We live in a world in which machine learning is at the core of the fourth industrial revolution. Linear regression is one of the simplest and most widely used machine learning techniques. There are a plethora of practical applications of linear regression. For example, obesity can be used to predict the chances of developing type 2 diabetes. Or, a student's GPA can be predicted based on the number of hours he/she spends studying.
Today, the diabetic patient himself calculates his insulin quantity, errors in the calculation lead to health damage and high consequential costs. Optimal management of blood glucose levels in people with diabetes (lack or insufficient insulin production for blood glucose control) is complicated. Diabetes patients have so far learned how to calculate insulin requirements. Often, however, this self-calculation is faulty and leads to severe health problems. The insulin quantity calculation could not be developed successfully so far.

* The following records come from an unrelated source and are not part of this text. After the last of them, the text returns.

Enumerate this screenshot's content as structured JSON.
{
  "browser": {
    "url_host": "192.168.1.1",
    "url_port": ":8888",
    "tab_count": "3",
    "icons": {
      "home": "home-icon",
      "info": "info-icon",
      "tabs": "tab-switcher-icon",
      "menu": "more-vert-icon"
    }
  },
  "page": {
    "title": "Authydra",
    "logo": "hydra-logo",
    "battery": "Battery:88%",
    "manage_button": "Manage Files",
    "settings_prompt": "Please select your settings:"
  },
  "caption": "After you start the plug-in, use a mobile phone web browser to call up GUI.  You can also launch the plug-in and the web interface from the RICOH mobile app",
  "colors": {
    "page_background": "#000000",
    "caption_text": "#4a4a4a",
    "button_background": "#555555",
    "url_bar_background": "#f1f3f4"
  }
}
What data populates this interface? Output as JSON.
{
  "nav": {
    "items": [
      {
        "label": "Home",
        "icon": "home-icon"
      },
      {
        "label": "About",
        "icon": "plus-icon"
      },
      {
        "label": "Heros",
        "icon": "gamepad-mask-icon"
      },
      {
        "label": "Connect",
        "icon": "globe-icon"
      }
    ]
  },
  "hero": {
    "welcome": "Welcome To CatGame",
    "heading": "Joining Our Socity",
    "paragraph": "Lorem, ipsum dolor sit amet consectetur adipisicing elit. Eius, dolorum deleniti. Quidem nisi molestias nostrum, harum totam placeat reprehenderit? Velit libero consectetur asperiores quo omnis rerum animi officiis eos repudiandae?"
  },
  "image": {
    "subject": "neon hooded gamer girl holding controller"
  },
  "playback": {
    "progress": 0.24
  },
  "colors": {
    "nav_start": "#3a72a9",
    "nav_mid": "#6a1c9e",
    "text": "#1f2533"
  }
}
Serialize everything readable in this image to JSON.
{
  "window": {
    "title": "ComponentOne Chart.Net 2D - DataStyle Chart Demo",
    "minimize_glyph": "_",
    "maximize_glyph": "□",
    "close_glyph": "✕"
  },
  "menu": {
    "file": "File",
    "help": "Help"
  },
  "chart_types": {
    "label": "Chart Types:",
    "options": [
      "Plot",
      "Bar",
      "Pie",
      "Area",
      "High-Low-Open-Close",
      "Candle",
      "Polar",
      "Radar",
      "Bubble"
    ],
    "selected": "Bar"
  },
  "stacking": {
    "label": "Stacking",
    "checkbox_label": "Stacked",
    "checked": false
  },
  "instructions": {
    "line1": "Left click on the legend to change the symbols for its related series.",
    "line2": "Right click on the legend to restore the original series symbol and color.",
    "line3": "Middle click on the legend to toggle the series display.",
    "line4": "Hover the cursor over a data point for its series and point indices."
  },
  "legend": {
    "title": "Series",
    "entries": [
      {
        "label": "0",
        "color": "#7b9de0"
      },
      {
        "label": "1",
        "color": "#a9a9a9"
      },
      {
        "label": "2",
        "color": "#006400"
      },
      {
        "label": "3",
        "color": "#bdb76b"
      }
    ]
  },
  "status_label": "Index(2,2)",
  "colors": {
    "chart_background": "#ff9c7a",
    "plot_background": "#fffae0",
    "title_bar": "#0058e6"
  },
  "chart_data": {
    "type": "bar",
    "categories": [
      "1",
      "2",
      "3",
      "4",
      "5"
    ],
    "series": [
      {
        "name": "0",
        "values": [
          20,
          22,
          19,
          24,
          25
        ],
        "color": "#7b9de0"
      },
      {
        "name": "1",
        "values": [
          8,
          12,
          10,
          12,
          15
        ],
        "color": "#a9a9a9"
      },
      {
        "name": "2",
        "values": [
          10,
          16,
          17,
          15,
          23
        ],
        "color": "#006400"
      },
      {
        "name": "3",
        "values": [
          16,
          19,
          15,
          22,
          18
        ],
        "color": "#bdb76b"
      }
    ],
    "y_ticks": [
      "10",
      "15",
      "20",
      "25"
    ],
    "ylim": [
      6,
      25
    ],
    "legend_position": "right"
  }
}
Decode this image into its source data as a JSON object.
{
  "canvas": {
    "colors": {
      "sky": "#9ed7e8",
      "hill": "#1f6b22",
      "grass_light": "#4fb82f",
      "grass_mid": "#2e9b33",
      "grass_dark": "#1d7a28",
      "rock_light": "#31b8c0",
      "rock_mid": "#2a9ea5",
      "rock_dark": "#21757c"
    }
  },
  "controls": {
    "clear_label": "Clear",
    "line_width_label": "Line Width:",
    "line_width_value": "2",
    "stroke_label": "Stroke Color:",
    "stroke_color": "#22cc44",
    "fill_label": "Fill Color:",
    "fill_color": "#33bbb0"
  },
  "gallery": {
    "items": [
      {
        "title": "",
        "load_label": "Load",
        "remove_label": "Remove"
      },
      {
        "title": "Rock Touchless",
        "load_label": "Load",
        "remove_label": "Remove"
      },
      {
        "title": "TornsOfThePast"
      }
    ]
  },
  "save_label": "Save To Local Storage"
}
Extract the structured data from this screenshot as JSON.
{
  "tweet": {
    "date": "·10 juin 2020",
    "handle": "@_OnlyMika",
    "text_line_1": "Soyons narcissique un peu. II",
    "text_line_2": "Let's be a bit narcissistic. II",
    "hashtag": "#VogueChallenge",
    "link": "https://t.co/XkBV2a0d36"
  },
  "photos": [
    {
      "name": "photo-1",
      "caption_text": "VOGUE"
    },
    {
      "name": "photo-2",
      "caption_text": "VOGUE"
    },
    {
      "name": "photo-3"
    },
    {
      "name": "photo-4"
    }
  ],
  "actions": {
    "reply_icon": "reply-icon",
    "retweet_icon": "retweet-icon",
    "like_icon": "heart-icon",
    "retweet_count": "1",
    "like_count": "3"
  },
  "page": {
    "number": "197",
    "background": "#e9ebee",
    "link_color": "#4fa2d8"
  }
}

Deep learning, a recently described AI machine learning technique, when applied to image analysis, allows the algorithm to analyze data using multiple processing layers to extract different image features,1x1LeCun, Y., Bengio, Y., and Hinton, G. Deep learning. In ophthalmology, many groups have reported exceptional diagnostic performance using deep learning algorithms to detect various ocular conditions based on anterior segment topography (e.g., keratoconus),5x5Hwang, E.S., Perez-Straziota, C.E., Kim, S.W. et al. Distinguishing highly asymmetric keratoconus eyes using combined Scheimpflug and spectral-domain OCT analysis. Development and validation of a deep learning system for diabetic retinopathy and related eye diseases using retinal images from multiethnic populations with diabetes. Improved automated detection of diabetic retinopathy on a publicly available dataset through integration of deep learning.